“He explained to me with great insistence that every question possessed a power that did not lie in the answer.”
~Eli Wiesel, Night
Ask a child if they made their bed or cleaned their room, ask a politician if they agree or disagree, ask someone if your outfit makes you look fat or thin, or ask an employee if the project is completed or the client notified, and you can be sure that the conversation will come to a screeching halt as answers and justifications are being developed. At best, the questions will be deflected. Questions often make people nervous so we avoid asking. As Wiesel discovered, the power isn’t in the answers, but in the questions being asked.
“What do you need to find your balance again?”
“What is it that unbalanced you?”
“How come you are so hard on yourself?”
I hurried at first to avoid offering answers as my friend hurled questions in my direction. Suddenly, though, I found myself relaxing in considering the questions she had asked. Without worrying about providing answers, I appreciated the questions that stayed with me after we went our separate directions. She wanted me to examine and to think. She wasn’t attacking me. I might not have answers for everything, but I’d at least like to have the questions asked if I want to move forward. I’m betting the same goes for you.
Being asked questions is powerful because questions make you think. It would be easy to look at your mess and say life’s too busy to get it cleaned up, blame the world for your lack of work, wish there were more in the bank when the money runs low, and accuse those kids who won’t visit of being ungrateful. What if we stopped to examine questions that might match our situations:
“What keeps you from cleaning up your mess?”
“Why do you have a hard time finding a job?”
“How do you want your bank account to look?”
“What do your comments actually say to your adult children?”

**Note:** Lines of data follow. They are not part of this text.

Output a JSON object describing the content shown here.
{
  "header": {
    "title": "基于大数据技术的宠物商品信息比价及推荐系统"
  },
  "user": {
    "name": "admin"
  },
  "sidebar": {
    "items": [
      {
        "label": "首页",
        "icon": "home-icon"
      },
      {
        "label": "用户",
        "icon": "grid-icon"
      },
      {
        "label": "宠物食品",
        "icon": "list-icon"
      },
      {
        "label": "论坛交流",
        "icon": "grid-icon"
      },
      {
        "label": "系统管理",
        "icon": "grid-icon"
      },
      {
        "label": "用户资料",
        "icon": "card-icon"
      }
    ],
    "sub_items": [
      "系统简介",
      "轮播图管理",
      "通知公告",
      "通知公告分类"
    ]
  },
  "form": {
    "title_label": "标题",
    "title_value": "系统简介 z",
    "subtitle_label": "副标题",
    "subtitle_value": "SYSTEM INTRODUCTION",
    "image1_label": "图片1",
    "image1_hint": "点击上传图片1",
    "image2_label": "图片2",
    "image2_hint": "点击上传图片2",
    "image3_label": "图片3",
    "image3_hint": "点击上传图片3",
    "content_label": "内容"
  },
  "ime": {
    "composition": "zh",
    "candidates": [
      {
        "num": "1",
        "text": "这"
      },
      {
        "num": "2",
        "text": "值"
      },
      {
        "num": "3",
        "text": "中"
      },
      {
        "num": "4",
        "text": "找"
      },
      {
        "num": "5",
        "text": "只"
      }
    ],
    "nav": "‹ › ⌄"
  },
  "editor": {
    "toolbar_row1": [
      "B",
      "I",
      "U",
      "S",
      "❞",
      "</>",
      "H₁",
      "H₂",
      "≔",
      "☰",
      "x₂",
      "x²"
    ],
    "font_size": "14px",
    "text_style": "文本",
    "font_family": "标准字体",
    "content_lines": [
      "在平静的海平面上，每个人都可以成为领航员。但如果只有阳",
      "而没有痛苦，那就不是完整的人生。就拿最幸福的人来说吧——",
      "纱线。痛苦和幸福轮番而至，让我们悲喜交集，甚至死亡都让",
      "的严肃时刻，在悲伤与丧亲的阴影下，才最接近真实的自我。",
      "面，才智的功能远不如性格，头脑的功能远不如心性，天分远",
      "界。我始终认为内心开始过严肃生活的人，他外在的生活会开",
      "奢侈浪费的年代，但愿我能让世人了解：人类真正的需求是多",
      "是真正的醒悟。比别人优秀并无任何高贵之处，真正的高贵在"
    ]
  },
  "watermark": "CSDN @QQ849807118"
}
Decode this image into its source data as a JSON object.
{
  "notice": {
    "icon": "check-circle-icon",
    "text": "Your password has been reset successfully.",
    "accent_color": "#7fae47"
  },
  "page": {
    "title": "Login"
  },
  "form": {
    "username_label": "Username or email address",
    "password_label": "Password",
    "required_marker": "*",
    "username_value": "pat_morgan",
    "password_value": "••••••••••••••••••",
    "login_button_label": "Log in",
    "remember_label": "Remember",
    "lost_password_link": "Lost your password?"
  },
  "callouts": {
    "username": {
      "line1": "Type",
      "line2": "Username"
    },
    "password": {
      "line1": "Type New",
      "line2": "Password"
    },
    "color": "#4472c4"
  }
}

Unlike the multiplication tables that never change, thought-provoking questions offer you and me opportunities to use critical thinking skills. Once you learn that 12 x 12 is 144, you don’t really have to think much about it again. It won’t be different tomorrow. Other questions require thought about the situation because situations change.–what keeps me from dealing with the mess today might be different next month. In classrooms, teachers develop lesson plans that will encourage their students to use critical thinking skills to empower themselves, and those same skills are necessary if we want to find power and success in our own lives. Just what is this thing called critical thinking?
In essence, critical thinking requires you to use your ability to reason…Critical thinkers rigorously question ideas and assumptions rather than accepting them at face value…seek to determine whether the ideas, arguments and findings represent the entire picture and are open to finding that they do not. Critical thinkers will identify, analyse and solve problems systematically rather than by intuition or instinct. (skillsyouneed.com)
For an emotion-driven person like me, this is tough. Critical thinking means I can’t just react. Reason, rigorously question, and accept that sometimes your picture is incomplete. One of the things that I have learned from a few smart friends is that stopping to think before I respond is vitally important, and in the questions that I ask myself in those moments is something more important and more powerful than answers.
What question will you ask yourself today? What situation will challenge you to think when you might normally react? Just as I’ve learned from watching others, others can learn from watching us. Let’s offer an example of connecting ideas, arguing with facts, and seeking solutions to the people around us. Remember, every question possesses a power that does not lie in your being able to answer it.